OLYMPIA, Wash. — It will be nine years next month since an unsecured load on Interstate 405 blinded Maria Federici.
And her mother is still pushing for legislation.
It is now a state crime to not cover and secure your vehicle’s load. But Federici’s mom, Robin Abel, says that is not enough.
Abel is selling her paintings, collectibles, coats, and furniture to support her nine-year fight for secured load laws.
“Financially, it’s devastated my, but (it is) so important to me I can’t not do it. So I’ve been selling my asset,” she said.
Abel began her push to make drivers securely fasten their loads after a board flew off a trailer, smashing through her daughter’s windshield and disfiguring her face.
“I know what can happen because of what happened to my daughter. And it can change your life, just like that,” she said.
Abel achieved stiffer penalties for unsecured loads, but gravel trucks got a pass.
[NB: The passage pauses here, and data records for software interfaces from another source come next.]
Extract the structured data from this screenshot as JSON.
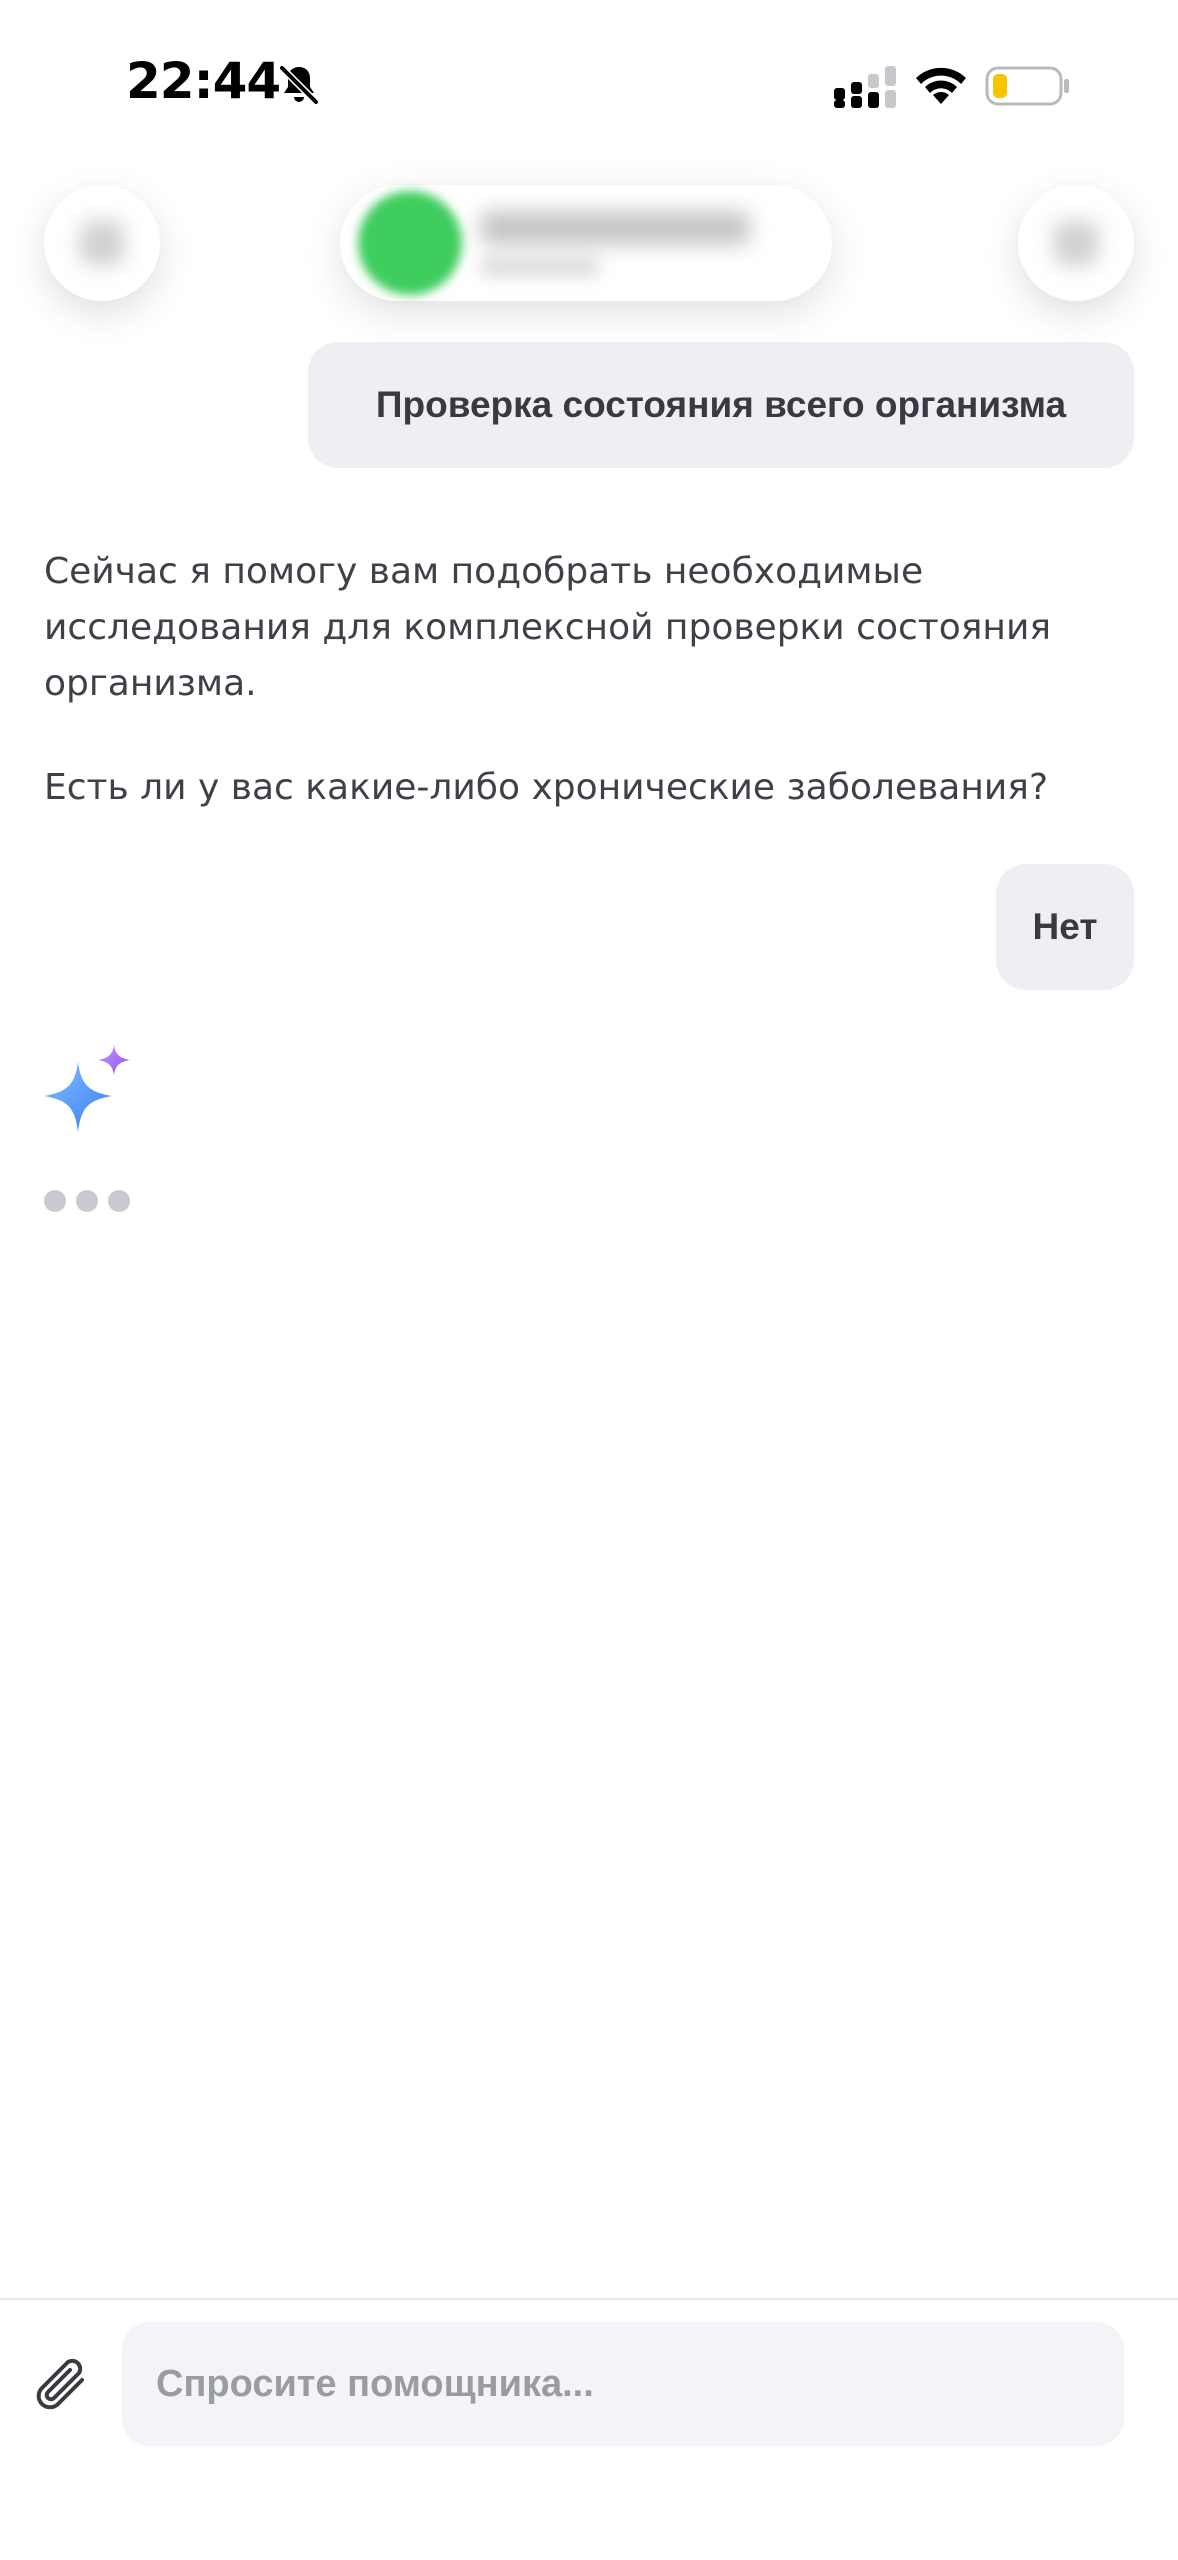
{
  "status_bar": {
    "time": "22:44",
    "icons": [
      "bell-slash-icon",
      "cellular-signal-icon",
      "wifi-icon",
      "battery-low-icon"
    ],
    "battery_color": "#f6c400"
  },
  "header": {
    "left_button_icon": "back-icon",
    "right_button_icon": "menu-icon",
    "avatar_color": "#3fcd5e"
  },
  "messages": [
    {
      "role": "user",
      "text": "Проверка состояния всего организма"
    },
    {
      "role": "assistant",
      "paragraphs": [
        "Сейчас я помогу вам подобрать необходимые исследования для комплексной проверки состояния организма.",
        "Есть ли у вас какие-либо хронические заболевания?"
      ]
    },
    {
      "role": "user",
      "text": "Нет"
    }
  ],
  "assistant_typing": {
    "icon": "sparkles-icon"
  },
  "composer": {
    "placeholder": "Спросите помощника...",
    "value": "",
    "attach_icon": "paperclip-icon"
  }
}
They can pile their haul as high as they want as long as the sides of their loads are 6 inches below side panels. Abel is teaming up with motorcyclist Jeff Henshaw to change that.
“I will get hit at least two or three times a week with loose gravel flying off truck,” Henshaw said.
Next week, the House Transportation Committee is considering legislation that would make all trucks hauling gravel, dirt, or sand cover their loads. And Abel plans to camp outside their meeting to continue her all-consuming mission.
“I know that if I don’t do this, I couldn’t live with myself any longer,” she said. “I’ve been able to accomplish so much that I can’t stop now.”
Abel is pushing for national legislation that would require all states to have secured load laws. She is working with the Washington State Patrol to make an educational video for the academy to teach recruits about secured loads.